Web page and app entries
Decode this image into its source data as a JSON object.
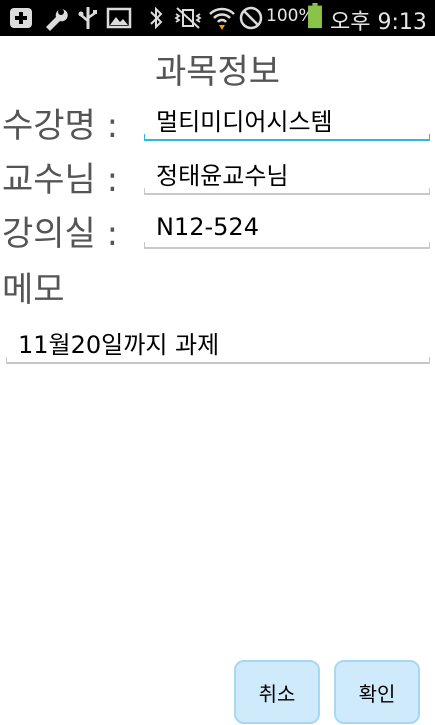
{
  "status_bar": {
    "icons": [
      "add-box-icon",
      "wrench-icon",
      "usb-icon",
      "image-icon",
      "bluetooth-icon",
      "vibrate-off-icon",
      "wifi-icon",
      "no-signal-icon"
    ],
    "battery_percent": "100%",
    "time": "오후 9:13",
    "battery_color": "#8bc34a"
  },
  "form": {
    "title": "과목정보",
    "subject_label": "수강명 :",
    "subject_value": "멀티미디어시스템",
    "professor_label": "교수님 :",
    "professor_value": "정태윤교수님",
    "room_label": "강의실 :",
    "room_value": "N12-524",
    "memo_label": "메모",
    "memo_value": "11월20일까지 과제"
  },
  "buttons": {
    "cancel": "취소",
    "ok": "확인"
  },
  "colors": {
    "accent": "#33b5e5",
    "button_bg": "#cfeafa"
  }
}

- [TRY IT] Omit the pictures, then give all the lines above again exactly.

- [SOLUTION TO THIS TASK]
Decode this image into its source data as a JSON object.
{
  "status_bar": {
    "icons": [
      "add-box-icon",
      "wrench-icon",
      "usb-icon",
      "image-icon",
      "bluetooth-icon",
      "vibrate-off-icon",
      "wifi-icon",
      "no-signal-icon"
    ],
    "battery_percent": "100%",
    "time": "오후 9:13",
    "battery_color": "#8bc34a"
  },
  "form": {
    "title": "과목정보",
    "subject_label": "수강명 :",
    "subject_value": "멀티미디어시스템",
    "professor_label": "교수님 :",
    "professor_value": "정태윤교수님",
    "room_label": "강의실 :",
    "room_value": "N12-524",
    "memo_label": "메모",
    "memo_value": "11월20일까지 과제"
  },
  "buttons": {
    "cancel": "취소",
    "ok": "확인"
  },
  "colors": {
    "accent": "#33b5e5",
    "button_bg": "#cfeafa"
  }
}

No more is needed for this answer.